Jill has written and lectured extensively on photography.  She recently published, Jill Enfield’s Guide to Photographic Alternative Processes:  Popular Historical and Contemporary Techniques.  She will attend the opening reception and is scheduled to give an albumen printing workshop at the SE Center for Photography on May 6-7.

For this exhibition, Jill selected “Tintype Portrait of Vanessa,” and “Tintype Abstraction #2.”

Tintype Portrait of Vanessa. 19th century wet plate collodion process.

 

Tintype Abstraction #2: archival pigment print from a tintype.

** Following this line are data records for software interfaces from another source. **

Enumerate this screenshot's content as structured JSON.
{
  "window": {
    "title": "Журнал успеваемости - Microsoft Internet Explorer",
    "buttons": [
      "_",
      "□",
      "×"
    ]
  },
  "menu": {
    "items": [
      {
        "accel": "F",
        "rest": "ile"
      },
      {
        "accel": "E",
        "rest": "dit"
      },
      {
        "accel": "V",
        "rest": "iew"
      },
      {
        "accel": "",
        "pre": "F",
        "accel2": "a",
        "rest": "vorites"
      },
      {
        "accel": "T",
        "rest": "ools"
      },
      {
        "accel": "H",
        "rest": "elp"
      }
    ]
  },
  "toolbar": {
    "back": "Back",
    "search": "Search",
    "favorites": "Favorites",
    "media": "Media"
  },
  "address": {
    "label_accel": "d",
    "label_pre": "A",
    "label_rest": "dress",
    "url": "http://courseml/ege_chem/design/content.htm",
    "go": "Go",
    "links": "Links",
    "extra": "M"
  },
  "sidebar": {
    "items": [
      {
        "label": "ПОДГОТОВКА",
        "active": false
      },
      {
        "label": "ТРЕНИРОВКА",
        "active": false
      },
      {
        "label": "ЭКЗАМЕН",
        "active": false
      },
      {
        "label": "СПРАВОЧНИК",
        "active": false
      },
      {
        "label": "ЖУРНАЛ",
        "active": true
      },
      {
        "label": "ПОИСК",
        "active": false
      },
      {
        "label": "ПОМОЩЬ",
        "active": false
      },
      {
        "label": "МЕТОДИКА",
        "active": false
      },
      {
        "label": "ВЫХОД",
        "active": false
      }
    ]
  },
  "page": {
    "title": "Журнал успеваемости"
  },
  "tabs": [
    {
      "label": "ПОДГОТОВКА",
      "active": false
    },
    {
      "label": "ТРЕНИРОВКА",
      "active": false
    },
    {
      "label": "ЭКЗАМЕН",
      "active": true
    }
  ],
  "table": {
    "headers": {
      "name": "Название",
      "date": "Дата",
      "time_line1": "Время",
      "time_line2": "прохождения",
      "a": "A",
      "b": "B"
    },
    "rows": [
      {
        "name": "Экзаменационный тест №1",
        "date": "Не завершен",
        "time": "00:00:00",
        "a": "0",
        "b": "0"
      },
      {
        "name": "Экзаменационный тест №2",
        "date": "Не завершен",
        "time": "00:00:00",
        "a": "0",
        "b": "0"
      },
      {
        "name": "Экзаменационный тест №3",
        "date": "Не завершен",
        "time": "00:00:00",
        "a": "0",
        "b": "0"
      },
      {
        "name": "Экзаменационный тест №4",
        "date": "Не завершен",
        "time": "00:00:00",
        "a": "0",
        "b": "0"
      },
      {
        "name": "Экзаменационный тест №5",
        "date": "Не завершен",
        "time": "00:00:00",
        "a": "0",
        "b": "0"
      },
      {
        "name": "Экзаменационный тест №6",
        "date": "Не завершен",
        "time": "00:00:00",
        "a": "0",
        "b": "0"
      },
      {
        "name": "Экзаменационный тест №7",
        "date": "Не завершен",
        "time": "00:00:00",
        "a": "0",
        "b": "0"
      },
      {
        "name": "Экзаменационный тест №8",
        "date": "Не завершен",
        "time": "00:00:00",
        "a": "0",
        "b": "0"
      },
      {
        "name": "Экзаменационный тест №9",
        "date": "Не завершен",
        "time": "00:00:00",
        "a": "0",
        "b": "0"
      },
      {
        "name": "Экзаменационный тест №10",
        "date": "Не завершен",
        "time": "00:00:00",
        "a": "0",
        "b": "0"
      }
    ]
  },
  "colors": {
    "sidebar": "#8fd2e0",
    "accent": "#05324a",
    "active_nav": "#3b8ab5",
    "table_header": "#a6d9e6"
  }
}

I’m very pleased to have had a tintype, “Lady of the Wilderness,” accepted into the Wet Plate Collodion Juried Show at the University of Northern Colorado.  This show is juried by wet plate artist Quinn Jacobson, an educator in the wet plate process who has exhibited and taught workshops internationally.   The show opens on January 20th in the Mariani Gallery and will be on view through March 4th 2015.

Portrait of Vanessa - Tintype by Bryan Hiott

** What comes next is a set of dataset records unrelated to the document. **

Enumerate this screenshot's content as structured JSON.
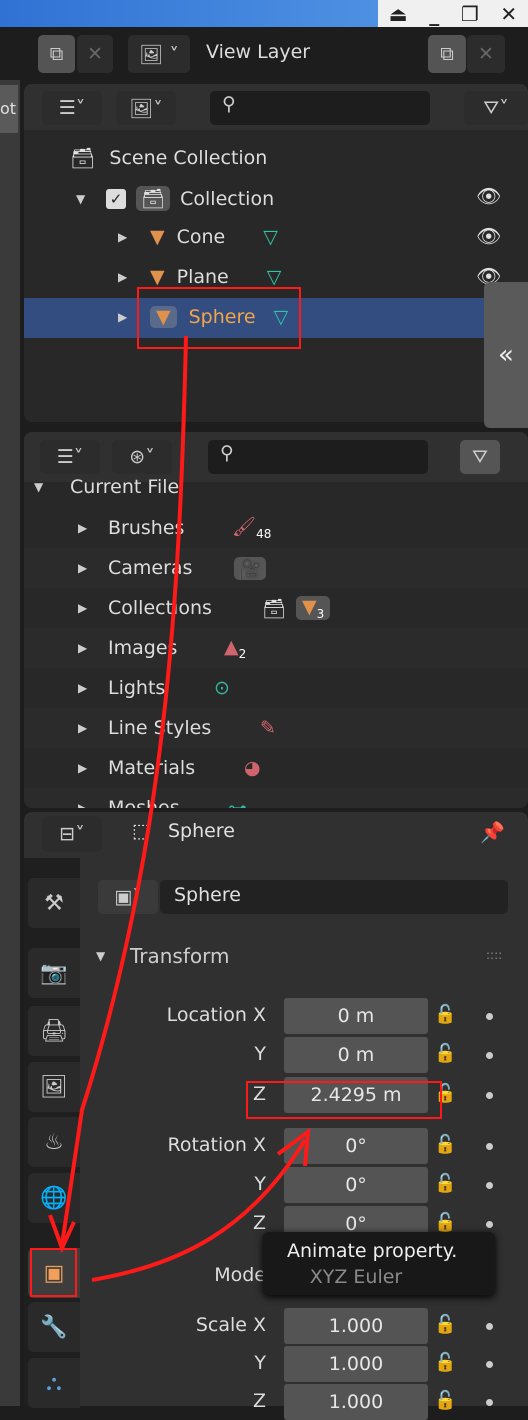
{
  "window": {
    "buttons": [
      "eject-icon",
      "minimize-icon",
      "restore-icon",
      "close-icon"
    ],
    "title_color": "#3b82e0"
  },
  "top_bar": {
    "view_layer": "View Layer"
  },
  "left_strip": {
    "tab_text": "ot"
  },
  "outliner": {
    "rows": [
      {
        "label": "Scene Collection",
        "icon": "collection-icon"
      },
      {
        "label": "Collection",
        "icon": "collection-icon",
        "checked": true,
        "visible": true
      },
      {
        "label": "Cone",
        "icon": "object-cone-icon",
        "visible": true
      },
      {
        "label": "Plane",
        "icon": "object-plane-icon",
        "visible": true
      },
      {
        "label": "Sphere",
        "icon": "object-sphere-icon",
        "selected": true
      }
    ],
    "sidebar_toggle": "«"
  },
  "blend_file": {
    "root": "Current File",
    "items": [
      {
        "label": "Brushes",
        "count": "48",
        "color": "#d0646e"
      },
      {
        "label": "Cameras",
        "color": "#2fb7a0"
      },
      {
        "label": "Collections",
        "count": "3",
        "color": "#e0914c"
      },
      {
        "label": "Images",
        "count": "2",
        "color": "#d0646e"
      },
      {
        "label": "Lights",
        "color": "#2fb7a0"
      },
      {
        "label": "Line Styles",
        "color": "#d0646e"
      },
      {
        "label": "Materials",
        "color": "#d0646e"
      },
      {
        "label": "Meshes",
        "color": "#2fb7a0"
      }
    ]
  },
  "properties": {
    "context": "Sphere",
    "object_name": "Sphere",
    "panel_title": "Transform",
    "location": {
      "label": "Location X",
      "x": "0 m",
      "y": "0 m",
      "z": "2.4295 m"
    },
    "rotation": {
      "label": "Rotation X",
      "x": "0°",
      "y": "0°",
      "z": "0°"
    },
    "mode": {
      "label": "Mode",
      "value": "XYZ Euler"
    },
    "scale": {
      "label": "Scale X",
      "x": "1.000",
      "y": "1.000",
      "z": "1.000"
    },
    "axis": {
      "y": "Y",
      "z": "Z"
    },
    "tooltip": "Animate property.",
    "active_tab": "object"
  },
  "annotation_color": "#ff1a1a"
}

Lady of the Wilderness – Tintype by Bryan Hiott

Portrait of Manuel - Tintype

Tintype portrait of artist Manuel Schmettau that I made on his visit to my studio with Ann Stoddard (a colleague from the Wofford College fine arts faculty). Whole plate (6.5″ x 8.5″), 19th century wet plate collodion.

 

Portrait of Isobelle

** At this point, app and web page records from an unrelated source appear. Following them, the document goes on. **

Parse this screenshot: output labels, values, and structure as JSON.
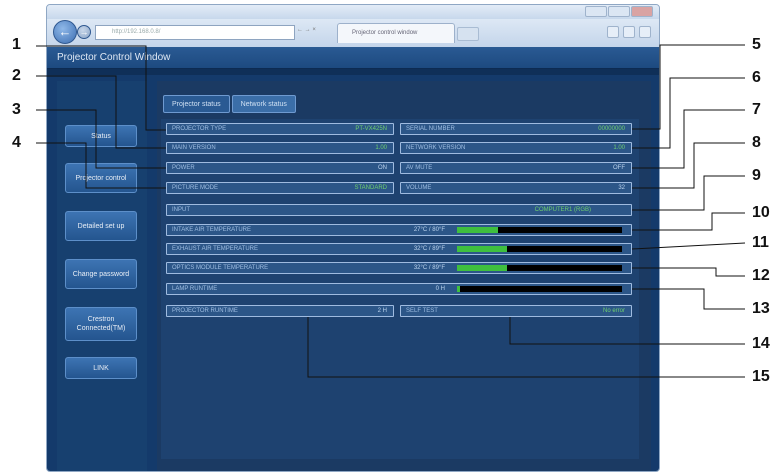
{
  "browser": {
    "address": "http://192.168.0.8/",
    "address_controls": "← → ×",
    "tab_title": "Projector control window",
    "nav_back": "←",
    "nav_forward": "→"
  },
  "page": {
    "title": "Projector Control Window"
  },
  "sidebar": {
    "items": [
      {
        "label": "Status"
      },
      {
        "label": "Projector control"
      },
      {
        "label": "Detailed set up"
      },
      {
        "label": "Change password"
      },
      {
        "label": "Crestron Connected(TM)"
      },
      {
        "label": "LINK"
      }
    ]
  },
  "tabs": [
    {
      "label": "Projector status"
    },
    {
      "label": "Network status"
    }
  ],
  "fields": {
    "projector_type": {
      "label": "PROJECTOR TYPE",
      "value": "PT-VX425N"
    },
    "main_version": {
      "label": "MAIN VERSION",
      "value": "1.00"
    },
    "power": {
      "label": "POWER",
      "value": "ON"
    },
    "picture_mode": {
      "label": "PICTURE MODE",
      "value": "STANDARD"
    },
    "serial_number": {
      "label": "SERIAL NUMBER",
      "value": "00000000"
    },
    "network_version": {
      "label": "NETWORK VERSION",
      "value": "1.00"
    },
    "av_mute": {
      "label": "AV MUTE",
      "value": "OFF"
    },
    "volume": {
      "label": "VOLUME",
      "value": "32"
    },
    "input": {
      "label": "INPUT",
      "value": "COMPUTER1 (RGB)"
    },
    "intake_air_temp": {
      "label": "INTAKE AIR TEMPERATURE",
      "value": "27°C / 80°F",
      "level": 0.25
    },
    "exhaust_air_temp": {
      "label": "EXHAUST AIR TEMPERATURE",
      "value": "32°C / 89°F",
      "level": 0.3
    },
    "optics_temp": {
      "label": "OPTICS MODULE TEMPERATURE",
      "value": "32°C / 89°F",
      "level": 0.3
    },
    "lamp_runtime": {
      "label": "LAMP RUNTIME",
      "value": "0 H",
      "level": 0.02
    },
    "projector_runtime": {
      "label": "PROJECTOR RUNTIME",
      "value": "2 H"
    },
    "self_test": {
      "label": "SELF TEST",
      "value": "No error"
    }
  },
  "callouts": [
    "1",
    "2",
    "3",
    "4",
    "5",
    "6",
    "7",
    "8",
    "9",
    "10",
    "11",
    "12",
    "13",
    "14",
    "15"
  ],
  "colors": {
    "bar_fill": "#3fbf3f",
    "value_text": "#6fd06f",
    "page_bg": "#143a6b"
  }
}
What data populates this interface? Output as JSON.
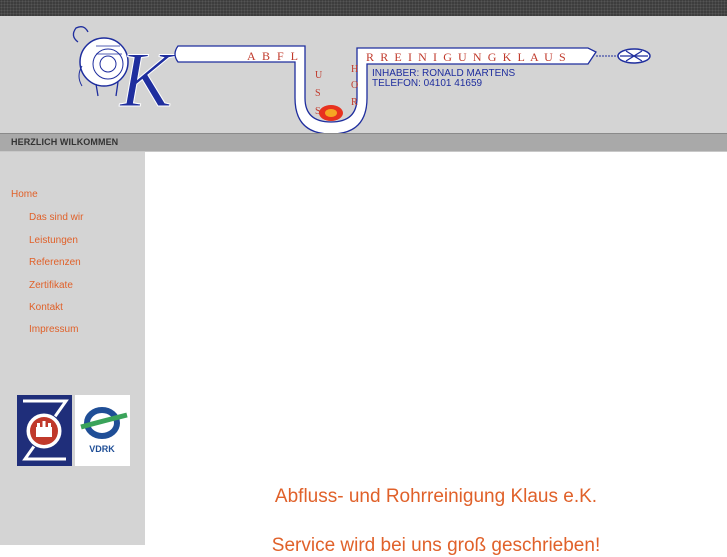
{
  "header": {
    "pipe_text_left": "A B F L",
    "pipe_text_down": [
      "U",
      "S",
      "S"
    ],
    "pipe_text_up": [
      "H",
      "O",
      "R"
    ],
    "pipe_text_right": "R R E I N I G U N G   K L A U S",
    "logo_letter": "K",
    "owner_line": "INHABER: RONALD MARTENS",
    "phone_line": "TELEFON: 04101 41659"
  },
  "navstrip": {
    "label": "HERZLICH WILKOMMEN"
  },
  "sidebar": {
    "items": [
      {
        "label": "Home"
      },
      {
        "label": "Das sind wir"
      },
      {
        "label": "Leistungen"
      },
      {
        "label": "Referenzen"
      },
      {
        "label": "Zertifikate"
      },
      {
        "label": "Kontakt"
      },
      {
        "label": "Impressum"
      }
    ],
    "badge_right_text": "VDRK"
  },
  "main": {
    "title": "Abfluss- und Rohrreinigung Klaus e.K.",
    "subtitle": "Service wird bei uns groß geschrieben!"
  },
  "colors": {
    "accent": "#e0612a",
    "pipe_text": "#c0392b",
    "brand_blue": "#1f2e9e",
    "panel_grey": "#d4d4d4"
  }
}
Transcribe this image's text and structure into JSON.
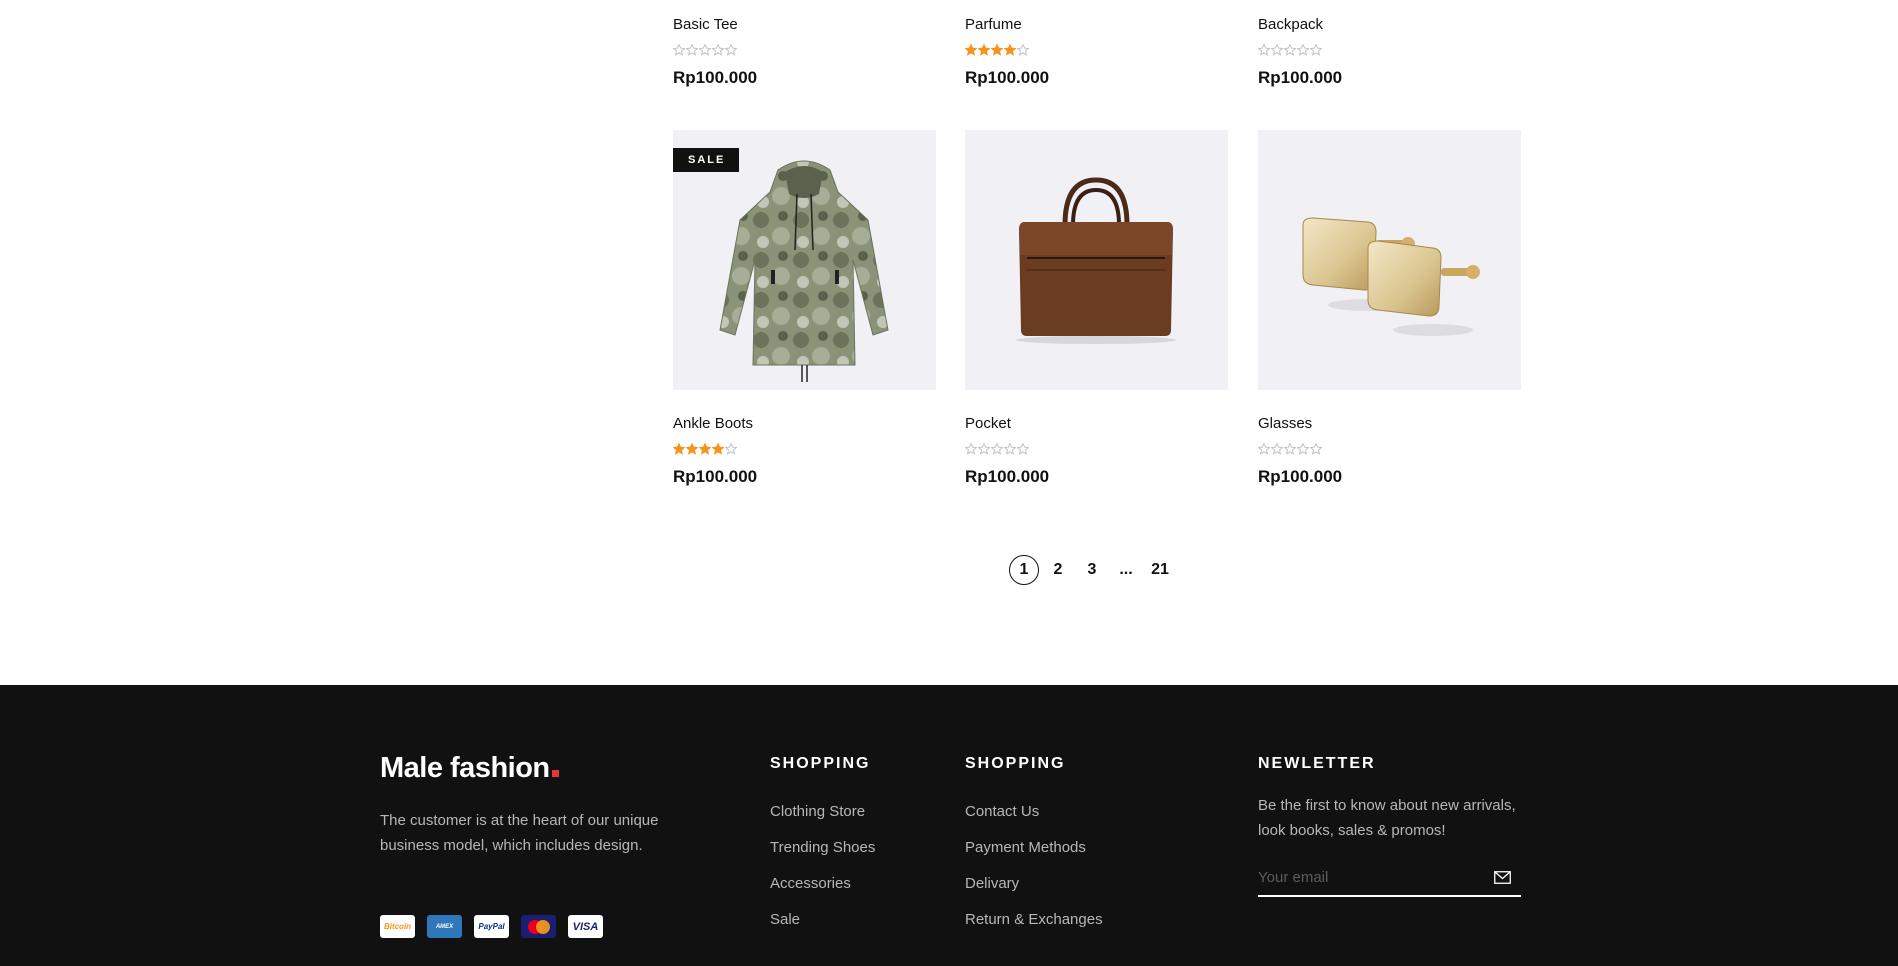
{
  "products": [
    {
      "name": "Basic Tee",
      "rating": 0,
      "price": "Rp100.000",
      "sale": false
    },
    {
      "name": "Parfume",
      "rating": 4,
      "price": "Rp100.000",
      "sale": false
    },
    {
      "name": "Backpack",
      "rating": 0,
      "price": "Rp100.000",
      "sale": false
    },
    {
      "name": "Ankle Boots",
      "rating": 4,
      "price": "Rp100.000",
      "sale": true,
      "badge": "SALE",
      "image": "camo-jacket"
    },
    {
      "name": "Pocket",
      "rating": 0,
      "price": "Rp100.000",
      "sale": false,
      "image": "leather-bag"
    },
    {
      "name": "Glasses",
      "rating": 0,
      "price": "Rp100.000",
      "sale": false,
      "image": "cufflinks"
    }
  ],
  "pagination": {
    "pages": [
      "1",
      "2",
      "3",
      "...",
      "21"
    ],
    "current": "1"
  },
  "footer": {
    "logo": "Male fashion",
    "about": "The customer is at the heart of our unique business model, which includes design.",
    "payments": [
      "bitcoin",
      "American Express",
      "PayPal",
      "MasterCard",
      "VISA"
    ],
    "col1": {
      "title": "SHOPPING",
      "links": [
        "Clothing Store",
        "Trending Shoes",
        "Accessories",
        "Sale"
      ]
    },
    "col2": {
      "title": "SHOPPING",
      "links": [
        "Contact Us",
        "Payment Methods",
        "Delivary",
        "Return & Exchanges"
      ]
    },
    "newsletter": {
      "title": "NEWLETTER",
      "text": "Be the first to know about new arrivals, look books, sales & promos!",
      "placeholder": "Your email"
    }
  },
  "colors": {
    "star_filled": "#f7941d",
    "star_empty": "#bdbdbd",
    "footer_bg": "#111111",
    "accent": "#e53637",
    "image_bg": "#f0f0f5"
  }
}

Whole plate tintype (6.5″ x 8.5″).  19th century wet plate collodion process.  7 sec. exposure under 12 6500K UV tubes.  I made this portrait in my studio at Taylors Mill.

Tintype of Robert L. Rice by Bryan Hiott

This is my father-in-law, Robert L. Rice.  He is 96 years old and was at the studio this week, along one of his sisters and his bother to have tintypes made.  It was such a joy to make images of them together, but I especially liked this individual portrait of him. He is old school.  He never wears anything but long pants and a long sleeve button down shirt with suspenders, regardless of how hot the weather is, and he will not leave the house without his trademark hat.   To put things in perspective, when my father-in-law was born in February 1918, World War I had not ended, and the Wright brothers had only pioneered flight 15 years before.  Mr. Rice has seen a lot of change in the world.

Tintype Portrait - Bryan Hiott Studio

Tintype Portrait – Bryan Hiott Studio

Tintype Portrait of a Young Girl – one of the art lovers from the neighborhood near Taylors Mill, and a regular visitor to my studio. 19th century wet plate collodion process.  10 sec. exposure under 12 6500K UV tubes.  Image taken with an original 1872 brass barrel Ross portrait lens (f/4).

Whole Plate Tintype (2014) by Bryan Hiott

Whole Plate Tintype (2014) by Bryan Hiott

This is a tintype portrait of three brothers and their sister, who live in the neighborhood near my studio at Taylors Mill in South Carolina.  Since opening my studio there in 2012, I’ve gotten to know these great kids, who are very interested in my wet plate collodion process. They’re regular visitors on the First Friday art crawl and also stop by to talk whenever they see me working.  I’d wanted to make a portrait of them for some time, and I got my chance this week.  This image also appears in the 2014  World Wet Plate Collodion Day gallery – hosted by Quinn Jacobson.  That gallery honors  Frederick Scott Archer, who invented the collodion process in 1851.  Every year on his birthday, collodion photographers around the world make images to celebrate.